Mexic-Arte Museum's "Community Altars"
An exhibition of altars from 10 Mexican states reveals the regional differences in how Día de los Muertos is celebrated
Reviewed by Caitlin Greenwood, Fri., Oct. 30, 2015
Traversing the dynamic history of El Día de los Muertos (the Day of the Dead) through various regions of Mexico, Mexic-Arte Museum's "Community Altars" stands more as a cultural lesson than an art exhibition. Its ornately decorated altars from 10 of the country's 31 states (Coahuila, Guanajuato, Guerrero, Jalisco, Mexico D.F., Michoacán, Oaxaca, Puebla, San Luis Potosí, and Veracruz) reveal the diverse interpretations that have developed toward the holiday across Mexico. The Mexico D.F. altar is perhaps the most grandiose, taking up a whole gallery wall, its bright magenta tiers adorned with marigolds, sugar skulls, portraits, and La Calavera Catrina, made famous by the Mexican artist and printmaker José Guadalupe Posada. Other regions take a more demure approach and incorporate local fare into their ofrendas, or offerings, that honor the deceased; the Veracruz altar, for instance, is decorated with shells and nets to represent the oceanside state. (There's also an altar for the city of Austin, highlighting the members of the visual arts community who have contributed to the success of Mexic-Arte over the years.) Wherever they're from, the altars are personal, beautiful, and compelling, and viewers will find themselves almost struggling to take in all of their details.
"Community Altars" does a good job of explaining the role the holiday plays in Mexican culture, beginning with its roots in both the pre-Columbian era and Catholicism.

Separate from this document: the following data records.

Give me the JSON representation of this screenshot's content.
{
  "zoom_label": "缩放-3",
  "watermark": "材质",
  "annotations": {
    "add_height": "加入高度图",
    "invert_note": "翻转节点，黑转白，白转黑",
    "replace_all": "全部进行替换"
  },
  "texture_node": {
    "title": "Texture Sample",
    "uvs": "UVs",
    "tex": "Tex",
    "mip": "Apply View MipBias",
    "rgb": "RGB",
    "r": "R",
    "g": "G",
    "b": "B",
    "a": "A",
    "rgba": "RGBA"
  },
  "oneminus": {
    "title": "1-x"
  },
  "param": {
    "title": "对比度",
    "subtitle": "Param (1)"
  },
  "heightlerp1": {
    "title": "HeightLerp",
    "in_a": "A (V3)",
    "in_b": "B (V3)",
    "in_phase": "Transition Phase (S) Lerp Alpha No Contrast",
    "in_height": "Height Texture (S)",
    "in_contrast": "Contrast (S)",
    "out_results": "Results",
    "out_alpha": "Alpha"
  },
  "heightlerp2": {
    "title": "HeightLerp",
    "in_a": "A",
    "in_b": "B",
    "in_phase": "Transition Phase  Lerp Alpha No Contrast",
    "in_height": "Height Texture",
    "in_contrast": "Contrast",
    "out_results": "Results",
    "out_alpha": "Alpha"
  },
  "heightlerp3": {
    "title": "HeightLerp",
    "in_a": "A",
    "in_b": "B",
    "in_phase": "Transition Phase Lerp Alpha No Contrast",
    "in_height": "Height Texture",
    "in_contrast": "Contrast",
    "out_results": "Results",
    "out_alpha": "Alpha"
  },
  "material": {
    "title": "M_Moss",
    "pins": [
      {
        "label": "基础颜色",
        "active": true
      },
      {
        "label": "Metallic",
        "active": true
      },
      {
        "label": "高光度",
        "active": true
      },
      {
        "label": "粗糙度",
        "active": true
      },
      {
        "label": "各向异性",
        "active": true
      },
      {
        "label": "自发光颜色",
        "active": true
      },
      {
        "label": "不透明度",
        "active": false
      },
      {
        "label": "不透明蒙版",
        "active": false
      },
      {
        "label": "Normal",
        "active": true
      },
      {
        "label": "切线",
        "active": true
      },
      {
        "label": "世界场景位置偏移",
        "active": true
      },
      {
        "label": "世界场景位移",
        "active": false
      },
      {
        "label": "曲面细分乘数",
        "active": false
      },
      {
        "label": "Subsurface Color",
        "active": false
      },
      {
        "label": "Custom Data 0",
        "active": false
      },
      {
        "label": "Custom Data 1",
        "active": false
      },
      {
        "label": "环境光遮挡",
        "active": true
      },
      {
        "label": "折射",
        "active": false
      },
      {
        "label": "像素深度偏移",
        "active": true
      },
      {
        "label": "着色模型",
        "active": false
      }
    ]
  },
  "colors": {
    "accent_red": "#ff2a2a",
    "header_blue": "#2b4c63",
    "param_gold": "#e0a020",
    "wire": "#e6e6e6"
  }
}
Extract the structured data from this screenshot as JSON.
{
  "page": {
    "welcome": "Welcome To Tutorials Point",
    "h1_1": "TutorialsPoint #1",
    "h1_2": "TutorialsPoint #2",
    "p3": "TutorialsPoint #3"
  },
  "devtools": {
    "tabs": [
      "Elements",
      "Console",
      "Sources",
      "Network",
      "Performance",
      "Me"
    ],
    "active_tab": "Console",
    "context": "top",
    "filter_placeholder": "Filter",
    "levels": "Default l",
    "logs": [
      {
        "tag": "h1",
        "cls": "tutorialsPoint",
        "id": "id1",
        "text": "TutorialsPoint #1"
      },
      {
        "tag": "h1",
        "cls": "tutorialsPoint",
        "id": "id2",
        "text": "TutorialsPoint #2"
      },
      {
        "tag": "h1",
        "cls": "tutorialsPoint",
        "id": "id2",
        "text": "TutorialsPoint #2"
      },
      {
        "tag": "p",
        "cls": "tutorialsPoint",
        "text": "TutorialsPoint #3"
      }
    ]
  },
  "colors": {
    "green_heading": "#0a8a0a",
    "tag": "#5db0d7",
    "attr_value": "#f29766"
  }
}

Unfortunately, the exhibition does little to bring the Day of the Dead into a modern perspective. Some smaller sculptures and video work help explore a somewhat contemporary view, but they are almost entirely overshadowed by the monumental altars. As Mexic-Arte embarks on its 33rd celebration of Día de los Muertos in 2016, it would be welcome for the museum to try and see this exciting holiday through a present-day lens.
"Community Altars: Ofrendas Inspired From the States of Mexico"Mexic-Arte Museum, 419 Congress
Through Nov. 22